“When I began on YouTube, I underestimated the competitors. I believed that the sheer quantity of customers meant that competitors weren’t an enormous deal. However, I used to be flawed. YouTube has a ton of viewers, but there’s additionally a ton of video content material to compete with.”
Similar to a weblog or infographic, YouTube videos need a little “push” to get going. And one of the great things about YouTube is that it’s a discovery platform. YouTube actively promotes videos it thinks you will like on their homepage, the “Suggested Video” sidebar, and yes, in YouTube’s search results.
However, YouTube needs to collect a critical mass of data on your video (by measuring likes, views, viewers retention, and feedback) n order to determine if people actually enjoy watching your video.
So Brian discovered that a preliminary promotional “push” offers YouTube the person suggestions it must actively present your video to its personal base.
I asked Brian how he promoted his YouTube e-commerce SEO video. Here is the process he used:
First, he emailed his e-mail subscribers concerning the video. His e-mail was transient with two links directly to his Youtube video.
Some people embed the video on their weblog and send people there. Brian says that can also work, but he prefers to direct people to YouTube because then they have the opportunity to like, comment, and subscribe.
Brian additionally shared his video on social media (particularly, Twitter and Facebook).
Sharing on these two social networks helped Brian for ranking Video on YouTube.
Brian additionally posted a preview of the video on Facebook to entice people to look at the complete video, as you’ll be able to see below:
As a basic rule of thumb: if the video is up to snuff, and optimized properly, it simply needs a promotional push to get the ball rolling. YouTube takes care of the rest.
You need to use Facebook, Twitter, and E-mail for that “little push.” Some of you might say “I don’t have such an enormous viewer!” Brian’s reply to that’s:

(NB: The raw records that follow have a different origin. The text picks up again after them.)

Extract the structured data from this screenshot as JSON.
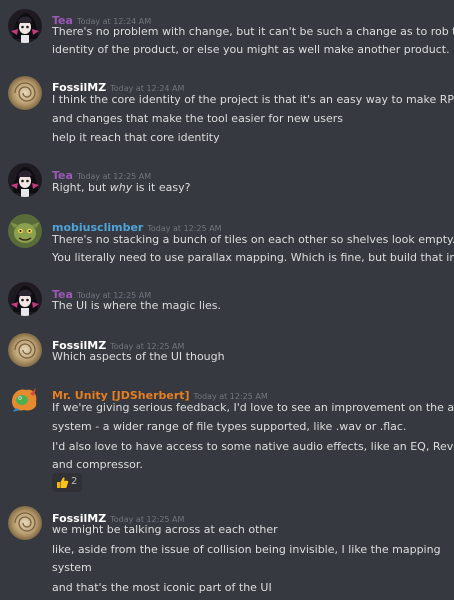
{
  "colors": {
    "background": "#36393f",
    "tea": "#9b59b6",
    "fossil": "#ffffff",
    "mobius": "#4fa3d9",
    "unity": "#e67e22",
    "text": "#dcddde",
    "timestamp": "#72767d"
  },
  "messages": [
    {
      "author": "Tea",
      "time": "Today at 12:24 AM",
      "lines": [
        "There's no problem with change, but it can't be such a change as to rob the",
        "identity of the product, or else you might as well make another product."
      ]
    },
    {
      "author": "FossilMZ",
      "time": "Today at 12:24 AM",
      "lines": [
        "I think the core identity of the project is that it's an easy way to make RPGs",
        "and changes that make the tool easier for new users",
        "help it reach that core identity"
      ]
    },
    {
      "author": "Tea",
      "time": "Today at 12:25 AM",
      "lines": [
        "Right, but ",
        "why",
        " is it easy?"
      ]
    },
    {
      "author": "mobiusclimber",
      "time": "Today at 12:25 AM",
      "lines": [
        "There's no stacking a bunch of tiles on each other so shelves look empty.",
        "You literally need to use parallax mapping. Which is fine, but build that in"
      ]
    },
    {
      "author": "Tea",
      "time": "Today at 12:25 AM",
      "lines": [
        "The UI is where the magic lies."
      ]
    },
    {
      "author": "FossilMZ",
      "time": "Today at 12:25 AM",
      "lines": [
        "Which aspects of the UI though"
      ]
    },
    {
      "author": "Mr. Unity [JDSherbert]",
      "time": "Today at 12:25 AM",
      "lines": [
        "If we're giving serious feedback, I'd love to see an improvement on the audio",
        "system - a wider range of file types supported, like .wav or .flac.",
        "I'd also love to have access to some native audio effects, like an EQ, Reverb,",
        "and compressor."
      ],
      "reaction": {
        "emoji": "thumbs-up-icon",
        "count": "2"
      }
    },
    {
      "author": "FossilMZ",
      "time": "Today at 12:25 AM",
      "lines": [
        "we might be talking across at each other",
        "like, aside from the issue of collision being invisible, I like the mapping",
        "system",
        "and that's the most iconic part of the UI"
      ]
    }
  ]
}
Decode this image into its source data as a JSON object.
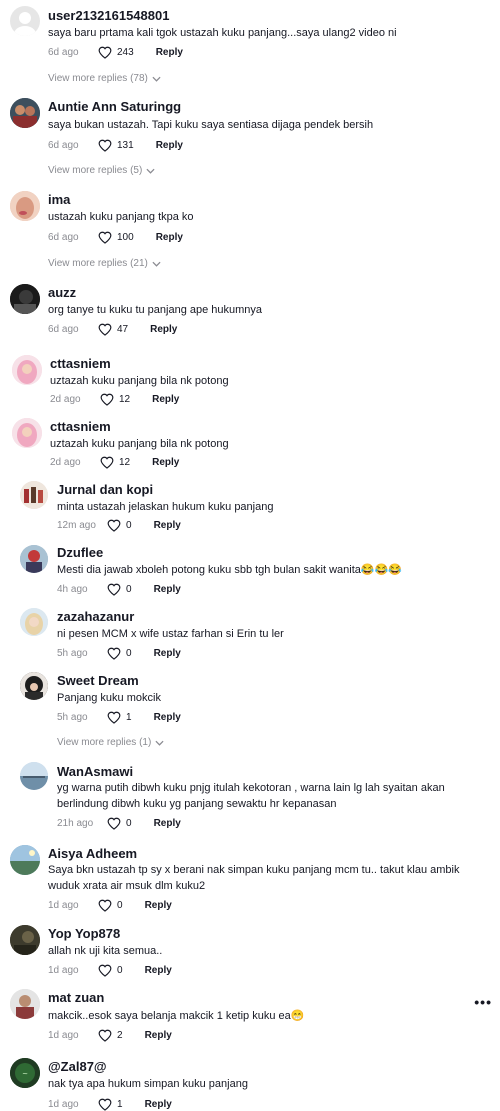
{
  "comments": [
    {
      "user": "user2132161548801",
      "text": "saya baru prtama kali tgok ustazah kuku panjang...saya ulang2 video ni",
      "age": "6d ago",
      "likes": "243",
      "reply": "Reply",
      "view_more": "View more replies (78)"
    },
    {
      "user": "Auntie Ann Saturingg",
      "text": "saya bukan ustazah. Tapi kuku saya sentiasa dijaga pendek bersih",
      "age": "6d ago",
      "likes": "131",
      "reply": "Reply",
      "view_more": "View more replies (5)"
    },
    {
      "user": "ima",
      "text": "ustazah kuku panjang tkpa ko",
      "age": "6d ago",
      "likes": "100",
      "reply": "Reply",
      "view_more": "View more replies (21)"
    },
    {
      "user": "auzz",
      "text": "org tanye tu kuku tu panjang ape hukumnya",
      "age": "6d ago",
      "likes": "47",
      "reply": "Reply"
    },
    {
      "user": "cttasniem",
      "text": "uztazah kuku panjang bila nk potong",
      "age": "2d ago",
      "likes": "12",
      "reply": "Reply"
    },
    {
      "user": "cttasniem",
      "text": "uztazah kuku panjang bila nk potong",
      "age": "2d ago",
      "likes": "12",
      "reply": "Reply"
    },
    {
      "user": "Jurnal dan kopi",
      "text": "minta ustazah jelaskan hukum kuku panjang",
      "age": "12m ago",
      "likes": "0",
      "reply": "Reply"
    },
    {
      "user": "Dzuflee",
      "text": "Mesti dia jawab xboleh potong kuku sbb tgh bulan sakit wanita😂😂😂",
      "age": "4h ago",
      "likes": "0",
      "reply": "Reply"
    },
    {
      "user": "zazahazanur",
      "text": "ni pesen MCM x wife ustaz farhan si Erin tu ler",
      "age": "5h ago",
      "likes": "0",
      "reply": "Reply"
    },
    {
      "user": "Sweet Dream",
      "text": "Panjang kuku mokcik",
      "age": "5h ago",
      "likes": "1",
      "reply": "Reply",
      "view_more": "View more replies (1)"
    },
    {
      "user": "WanAsmawi",
      "text": "yg warna putih dibwh kuku pnjg itulah kekotoran , warna lain lg lah syaitan akan berlindung dibwh kuku yg panjang sewaktu hr kepanasan",
      "age": "21h ago",
      "likes": "0",
      "reply": "Reply"
    },
    {
      "user": "Aisya Adheem",
      "text": "Saya bkn ustazah tp sy x berani nak simpan kuku panjang mcm tu.. takut klau ambik wuduk xrata air msuk dlm kuku2",
      "age": "1d ago",
      "likes": "0",
      "reply": "Reply"
    },
    {
      "user": "Yop Yop878",
      "text": "allah nk uji kita semua..",
      "age": "1d ago",
      "likes": "0",
      "reply": "Reply"
    },
    {
      "user": "mat zuan",
      "text": "makcik..esok saya belanja makcik 1 ketip kuku ea😁",
      "age": "1d ago",
      "likes": "2",
      "reply": "Reply"
    },
    {
      "user": "@Zal87@",
      "text": "nak tya apa hukum simpan kuku panjang",
      "age": "1d ago",
      "likes": "1",
      "reply": "Reply"
    }
  ],
  "more_icon": "more-options-icon",
  "colors": {
    "text": "#161823",
    "muted": "#8a8b91",
    "bg": "#ffffff"
  }
}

“You don’t need an enormous viewer. What you’re attempting to do is get some eyeballs in your video to assist Google to get some data about it. You don’t need hundreds of thousands or even tens of thousands to see it, just a few thousand or so to take a look at it.”